* What to work on
What is needed is an exact copy of every entry below, with the pictures left out.
- Opening Delimiter -
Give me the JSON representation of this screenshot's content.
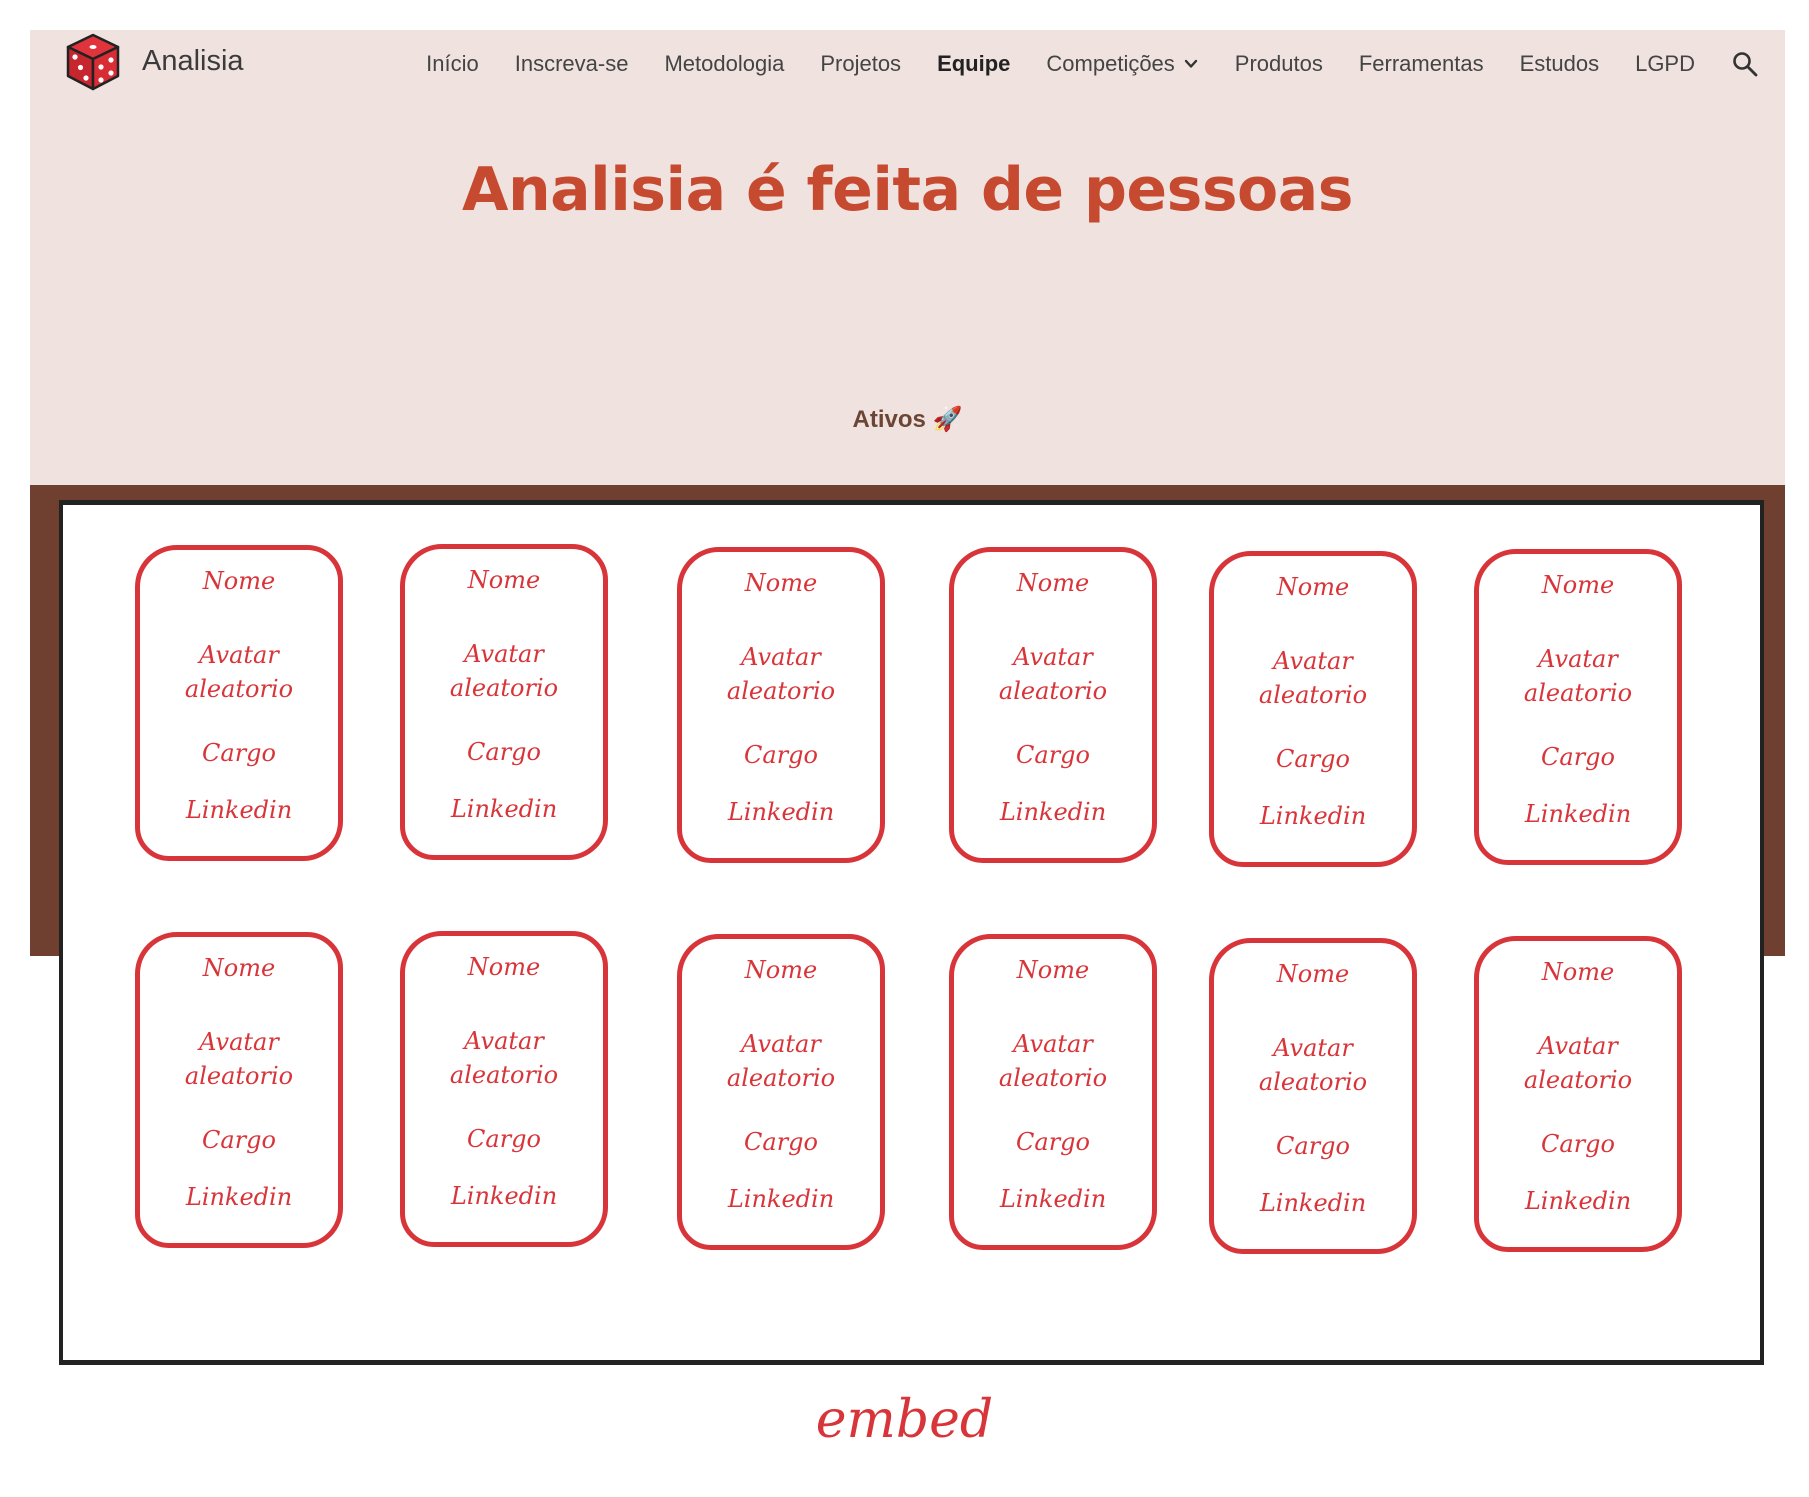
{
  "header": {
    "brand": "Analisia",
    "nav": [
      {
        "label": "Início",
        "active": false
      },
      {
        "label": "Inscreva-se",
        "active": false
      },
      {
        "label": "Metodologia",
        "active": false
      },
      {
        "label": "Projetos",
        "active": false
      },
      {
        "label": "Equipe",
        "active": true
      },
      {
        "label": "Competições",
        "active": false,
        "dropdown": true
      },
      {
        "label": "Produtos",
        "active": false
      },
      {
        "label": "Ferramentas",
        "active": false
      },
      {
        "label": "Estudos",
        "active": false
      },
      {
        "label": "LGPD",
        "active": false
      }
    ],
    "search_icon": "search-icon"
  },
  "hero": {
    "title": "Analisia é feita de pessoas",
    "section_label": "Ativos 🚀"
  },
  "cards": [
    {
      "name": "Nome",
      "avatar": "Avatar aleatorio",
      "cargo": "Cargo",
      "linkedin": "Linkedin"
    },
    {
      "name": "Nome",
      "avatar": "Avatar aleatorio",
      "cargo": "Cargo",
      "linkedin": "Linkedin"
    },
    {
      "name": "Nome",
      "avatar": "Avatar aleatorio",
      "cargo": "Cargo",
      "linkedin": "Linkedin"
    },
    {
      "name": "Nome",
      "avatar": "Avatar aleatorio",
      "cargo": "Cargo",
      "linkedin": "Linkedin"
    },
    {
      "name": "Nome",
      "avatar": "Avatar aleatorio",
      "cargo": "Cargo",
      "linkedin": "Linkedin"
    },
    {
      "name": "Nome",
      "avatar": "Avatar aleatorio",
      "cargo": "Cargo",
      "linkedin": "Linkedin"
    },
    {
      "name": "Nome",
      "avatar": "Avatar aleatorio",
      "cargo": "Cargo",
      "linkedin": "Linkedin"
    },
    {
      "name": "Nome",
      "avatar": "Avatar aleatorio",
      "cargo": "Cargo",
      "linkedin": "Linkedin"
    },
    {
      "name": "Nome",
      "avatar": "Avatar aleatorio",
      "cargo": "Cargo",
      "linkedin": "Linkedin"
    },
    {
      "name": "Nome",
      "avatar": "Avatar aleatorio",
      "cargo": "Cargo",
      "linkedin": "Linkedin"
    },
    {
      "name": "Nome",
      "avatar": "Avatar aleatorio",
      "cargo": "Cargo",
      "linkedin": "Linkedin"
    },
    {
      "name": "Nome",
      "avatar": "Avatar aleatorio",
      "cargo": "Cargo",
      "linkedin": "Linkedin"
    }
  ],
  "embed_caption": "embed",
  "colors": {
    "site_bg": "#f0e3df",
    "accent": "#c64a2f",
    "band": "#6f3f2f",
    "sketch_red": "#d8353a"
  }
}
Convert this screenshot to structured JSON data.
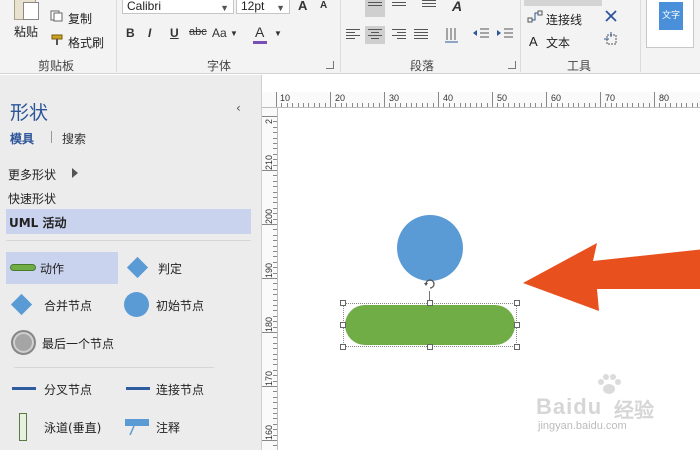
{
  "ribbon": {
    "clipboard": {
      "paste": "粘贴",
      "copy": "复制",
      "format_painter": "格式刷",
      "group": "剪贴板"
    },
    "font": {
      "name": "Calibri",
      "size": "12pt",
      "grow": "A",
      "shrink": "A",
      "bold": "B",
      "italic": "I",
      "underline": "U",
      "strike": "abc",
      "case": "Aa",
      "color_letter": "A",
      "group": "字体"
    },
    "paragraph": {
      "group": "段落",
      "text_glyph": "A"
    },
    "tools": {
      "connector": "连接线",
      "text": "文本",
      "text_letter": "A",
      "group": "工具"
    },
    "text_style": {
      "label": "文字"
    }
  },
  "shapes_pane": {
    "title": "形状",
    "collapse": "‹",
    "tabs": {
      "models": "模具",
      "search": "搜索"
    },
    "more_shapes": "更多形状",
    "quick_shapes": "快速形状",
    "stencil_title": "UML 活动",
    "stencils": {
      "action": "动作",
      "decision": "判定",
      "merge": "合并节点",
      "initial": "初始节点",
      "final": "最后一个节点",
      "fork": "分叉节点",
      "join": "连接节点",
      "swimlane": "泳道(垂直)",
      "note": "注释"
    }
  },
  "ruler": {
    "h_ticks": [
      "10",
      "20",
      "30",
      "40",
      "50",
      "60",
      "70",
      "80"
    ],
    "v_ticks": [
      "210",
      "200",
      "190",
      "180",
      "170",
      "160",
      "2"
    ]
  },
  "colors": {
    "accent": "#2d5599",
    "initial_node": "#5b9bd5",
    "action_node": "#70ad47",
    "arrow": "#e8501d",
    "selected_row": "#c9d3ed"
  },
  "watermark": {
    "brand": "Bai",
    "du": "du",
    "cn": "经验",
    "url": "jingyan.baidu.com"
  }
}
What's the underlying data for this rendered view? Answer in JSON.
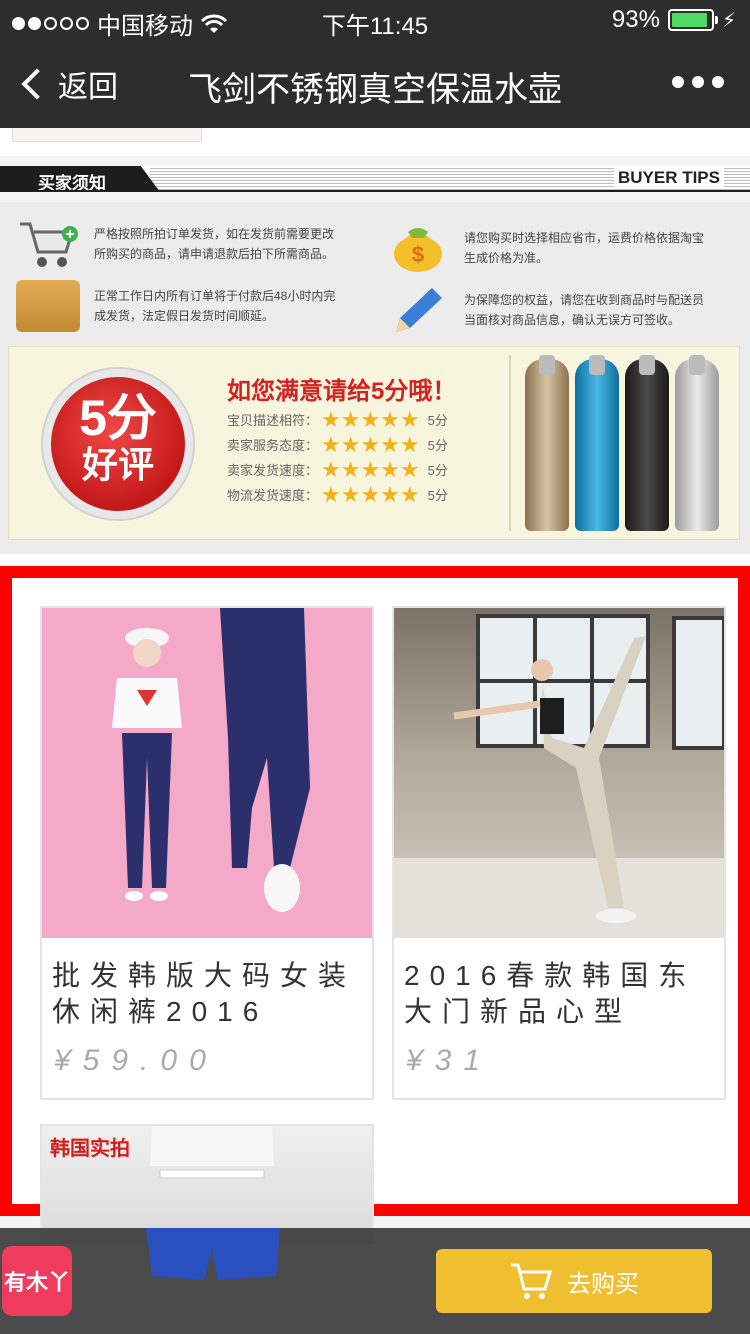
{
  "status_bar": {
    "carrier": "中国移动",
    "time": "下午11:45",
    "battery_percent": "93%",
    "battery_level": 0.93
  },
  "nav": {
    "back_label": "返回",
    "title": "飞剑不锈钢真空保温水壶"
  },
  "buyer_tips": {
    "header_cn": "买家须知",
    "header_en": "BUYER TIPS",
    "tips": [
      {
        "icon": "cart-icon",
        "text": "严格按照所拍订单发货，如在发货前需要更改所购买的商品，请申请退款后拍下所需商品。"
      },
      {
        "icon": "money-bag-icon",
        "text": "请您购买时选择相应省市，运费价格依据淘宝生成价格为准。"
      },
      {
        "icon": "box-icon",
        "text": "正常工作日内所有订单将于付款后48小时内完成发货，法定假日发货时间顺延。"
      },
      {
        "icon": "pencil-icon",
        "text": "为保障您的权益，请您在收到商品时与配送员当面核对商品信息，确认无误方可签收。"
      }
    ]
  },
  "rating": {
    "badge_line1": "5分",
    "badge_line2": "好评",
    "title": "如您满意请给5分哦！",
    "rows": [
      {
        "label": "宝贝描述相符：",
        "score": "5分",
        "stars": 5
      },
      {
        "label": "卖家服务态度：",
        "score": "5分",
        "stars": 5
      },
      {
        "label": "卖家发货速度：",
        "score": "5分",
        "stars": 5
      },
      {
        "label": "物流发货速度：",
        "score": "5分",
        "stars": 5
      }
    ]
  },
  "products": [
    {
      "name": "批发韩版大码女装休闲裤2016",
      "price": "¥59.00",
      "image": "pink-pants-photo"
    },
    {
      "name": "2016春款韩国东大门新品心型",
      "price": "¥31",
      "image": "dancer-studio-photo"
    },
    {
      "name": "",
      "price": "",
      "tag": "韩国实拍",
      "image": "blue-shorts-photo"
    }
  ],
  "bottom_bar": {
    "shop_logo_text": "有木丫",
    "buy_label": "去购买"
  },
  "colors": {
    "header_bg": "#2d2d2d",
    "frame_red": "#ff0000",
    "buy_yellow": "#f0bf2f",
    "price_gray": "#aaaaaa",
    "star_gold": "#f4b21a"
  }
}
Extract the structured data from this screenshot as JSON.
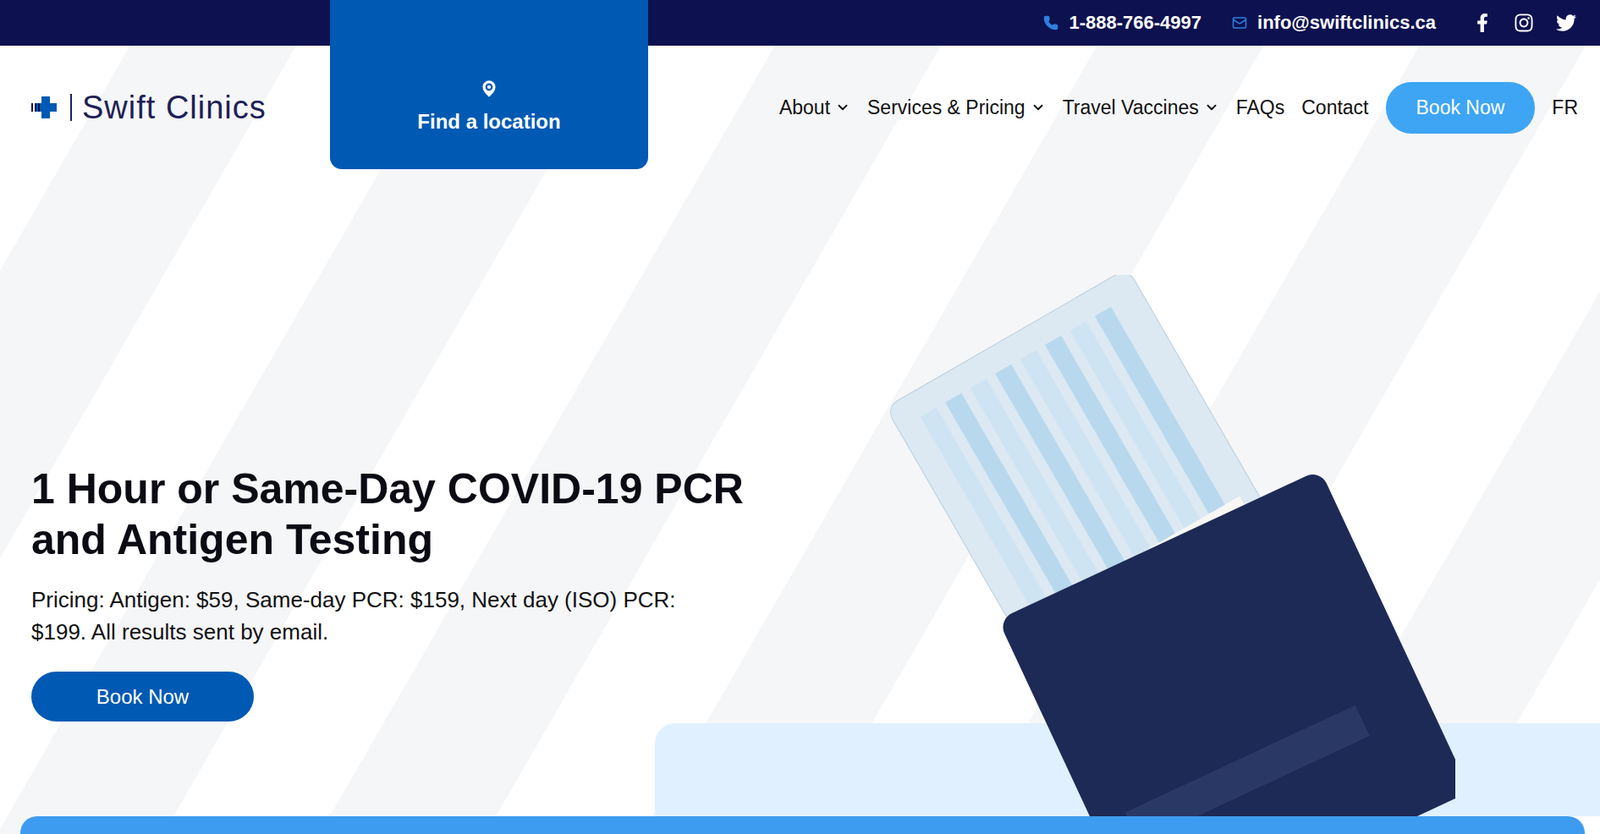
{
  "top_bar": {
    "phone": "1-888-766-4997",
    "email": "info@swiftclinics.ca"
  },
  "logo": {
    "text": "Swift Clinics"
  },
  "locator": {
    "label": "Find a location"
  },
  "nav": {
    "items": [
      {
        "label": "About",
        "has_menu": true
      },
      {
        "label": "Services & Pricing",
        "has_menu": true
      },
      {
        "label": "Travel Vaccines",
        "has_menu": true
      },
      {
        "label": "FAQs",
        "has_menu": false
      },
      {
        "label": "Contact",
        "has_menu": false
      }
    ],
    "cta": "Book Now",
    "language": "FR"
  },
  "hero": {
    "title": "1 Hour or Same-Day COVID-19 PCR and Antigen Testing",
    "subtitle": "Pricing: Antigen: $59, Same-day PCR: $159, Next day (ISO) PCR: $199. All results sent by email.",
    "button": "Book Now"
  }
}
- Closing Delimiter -
* Response
Give me the JSON representation of this screenshot's content.
{
  "header": {
    "brand": "Analisia",
    "nav": [
      {
        "label": "Início",
        "active": false
      },
      {
        "label": "Inscreva-se",
        "active": false
      },
      {
        "label": "Metodologia",
        "active": false
      },
      {
        "label": "Projetos",
        "active": false
      },
      {
        "label": "Equipe",
        "active": true
      },
      {
        "label": "Competições",
        "active": false,
        "dropdown": true
      },
      {
        "label": "Produtos",
        "active": false
      },
      {
        "label": "Ferramentas",
        "active": false
      },
      {
        "label": "Estudos",
        "active": false
      },
      {
        "label": "LGPD",
        "active": false
      }
    ],
    "search_icon": "search-icon"
  },
  "hero": {
    "title": "Analisia é feita de pessoas",
    "section_label": "Ativos 🚀"
  },
  "cards": [
    {
      "name": "Nome",
      "avatar": "Avatar aleatorio",
      "cargo": "Cargo",
      "linkedin": "Linkedin"
    },
    {
      "name": "Nome",
      "avatar": "Avatar aleatorio",
      "cargo": "Cargo",
      "linkedin": "Linkedin"
    },
    {
      "name": "Nome",
      "avatar": "Avatar aleatorio",
      "cargo": "Cargo",
      "linkedin": "Linkedin"
    },
    {
      "name": "Nome",
      "avatar": "Avatar aleatorio",
      "cargo": "Cargo",
      "linkedin": "Linkedin"
    },
    {
      "name": "Nome",
      "avatar": "Avatar aleatorio",
      "cargo": "Cargo",
      "linkedin": "Linkedin"
    },
    {
      "name": "Nome",
      "avatar": "Avatar aleatorio",
      "cargo": "Cargo",
      "linkedin": "Linkedin"
    },
    {
      "name": "Nome",
      "avatar": "Avatar aleatorio",
      "cargo": "Cargo",
      "linkedin": "Linkedin"
    },
    {
      "name": "Nome",
      "avatar": "Avatar aleatorio",
      "cargo": "Cargo",
      "linkedin": "Linkedin"
    },
    {
      "name": "Nome",
      "avatar": "Avatar aleatorio",
      "cargo": "Cargo",
      "linkedin": "Linkedin"
    },
    {
      "name": "Nome",
      "avatar": "Avatar aleatorio",
      "cargo": "Cargo",
      "linkedin": "Linkedin"
    },
    {
      "name": "Nome",
      "avatar": "Avatar aleatorio",
      "cargo": "Cargo",
      "linkedin": "Linkedin"
    },
    {
      "name": "Nome",
      "avatar": "Avatar aleatorio",
      "cargo": "Cargo",
      "linkedin": "Linkedin"
    }
  ],
  "embed_caption": "embed",
  "colors": {
    "site_bg": "#f0e3df",
    "accent": "#c64a2f",
    "band": "#6f3f2f",
    "sketch_red": "#d8353a"
  }
}
Convert this screenshot to structured JSON data.
{
  "ribbon": {
    "clipboard": {
      "paste": "粘贴",
      "copy": "复制",
      "format_painter": "格式刷",
      "group": "剪贴板"
    },
    "font": {
      "name": "Calibri",
      "size": "12pt",
      "grow": "A",
      "shrink": "A",
      "bold": "B",
      "italic": "I",
      "underline": "U",
      "strike": "abc",
      "case": "Aa",
      "color_letter": "A",
      "group": "字体"
    },
    "paragraph": {
      "group": "段落",
      "text_glyph": "A"
    },
    "tools": {
      "connector": "连接线",
      "text": "文本",
      "text_letter": "A",
      "group": "工具"
    },
    "text_style": {
      "label": "文字"
    }
  },
  "shapes_pane": {
    "title": "形状",
    "collapse": "‹",
    "tabs": {
      "models": "模具",
      "search": "搜索"
    },
    "more_shapes": "更多形状",
    "quick_shapes": "快速形状",
    "stencil_title": "UML 活动",
    "stencils": {
      "action": "动作",
      "decision": "判定",
      "merge": "合并节点",
      "initial": "初始节点",
      "final": "最后一个节点",
      "fork": "分叉节点",
      "join": "连接节点",
      "swimlane": "泳道(垂直)",
      "note": "注释"
    }
  },
  "ruler": {
    "h_ticks": [
      "10",
      "20",
      "30",
      "40",
      "50",
      "60",
      "70",
      "80"
    ],
    "v_ticks": [
      "210",
      "200",
      "190",
      "180",
      "170",
      "160",
      "2"
    ]
  },
  "colors": {
    "accent": "#2d5599",
    "initial_node": "#5b9bd5",
    "action_node": "#70ad47",
    "arrow": "#e8501d",
    "selected_row": "#c9d3ed"
  },
  "watermark": {
    "brand": "Bai",
    "du": "du",
    "cn": "经验",
    "url": "jingyan.baidu.com"
  }
}
What's the underlying data for this rendered view? Answer in JSON.
{
  "status_bar": {
    "carrier": "中国移动",
    "time": "下午11:45",
    "battery_percent": "93%",
    "battery_level": 0.93
  },
  "nav": {
    "back_label": "返回",
    "title": "飞剑不锈钢真空保温水壶"
  },
  "buyer_tips": {
    "header_cn": "买家须知",
    "header_en": "BUYER TIPS",
    "tips": [
      {
        "icon": "cart-icon",
        "text": "严格按照所拍订单发货，如在发货前需要更改所购买的商品，请申请退款后拍下所需商品。"
      },
      {
        "icon": "money-bag-icon",
        "text": "请您购买时选择相应省市，运费价格依据淘宝生成价格为准。"
      },
      {
        "icon": "box-icon",
        "text": "正常工作日内所有订单将于付款后48小时内完成发货，法定假日发货时间顺延。"
      },
      {
        "icon": "pencil-icon",
        "text": "为保障您的权益，请您在收到商品时与配送员当面核对商品信息，确认无误方可签收。"
      }
    ]
  },
  "rating": {
    "badge_line1": "5分",
    "badge_line2": "好评",
    "title": "如您满意请给5分哦！",
    "rows": [
      {
        "label": "宝贝描述相符：",
        "score": "5分",
        "stars": 5
      },
      {
        "label": "卖家服务态度：",
        "score": "5分",
        "stars": 5
      },
      {
        "label": "卖家发货速度：",
        "score": "5分",
        "stars": 5
      },
      {
        "label": "物流发货速度：",
        "score": "5分",
        "stars": 5
      }
    ]
  },
  "products": [
    {
      "name": "批发韩版大码女装休闲裤2016",
      "price": "¥59.00",
      "image": "pink-pants-photo"
    },
    {
      "name": "2016春款韩国东大门新品心型",
      "price": "¥31",
      "image": "dancer-studio-photo"
    },
    {
      "name": "",
      "price": "",
      "tag": "韩国实拍",
      "image": "blue-shorts-photo"
    }
  ],
  "bottom_bar": {
    "shop_logo_text": "有木丫",
    "buy_label": "去购买"
  },
  "colors": {
    "header_bg": "#2d2d2d",
    "frame_red": "#ff0000",
    "buy_yellow": "#f0bf2f",
    "price_gray": "#aaaaaa",
    "star_gold": "#f4b21a"
  }
}
Extract the structured data from this screenshot as JSON.
{
  "top_bar": {
    "phone": "1-888-766-4997",
    "email": "info@swiftclinics.ca"
  },
  "logo": {
    "text": "Swift Clinics"
  },
  "locator": {
    "label": "Find a location"
  },
  "nav": {
    "items": [
      {
        "label": "About",
        "has_menu": true
      },
      {
        "label": "Services & Pricing",
        "has_menu": true
      },
      {
        "label": "Travel Vaccines",
        "has_menu": true
      },
      {
        "label": "FAQs",
        "has_menu": false
      },
      {
        "label": "Contact",
        "has_menu": false
      }
    ],
    "cta": "Book Now",
    "language": "FR"
  },
  "hero": {
    "title": "1 Hour or Same-Day COVID-19 PCR and Antigen Testing",
    "subtitle": "Pricing: Antigen: $59, Same-day PCR: $159, Next day (ISO) PCR: $199. All results sent by email.",
    "button": "Book Now"
  }
}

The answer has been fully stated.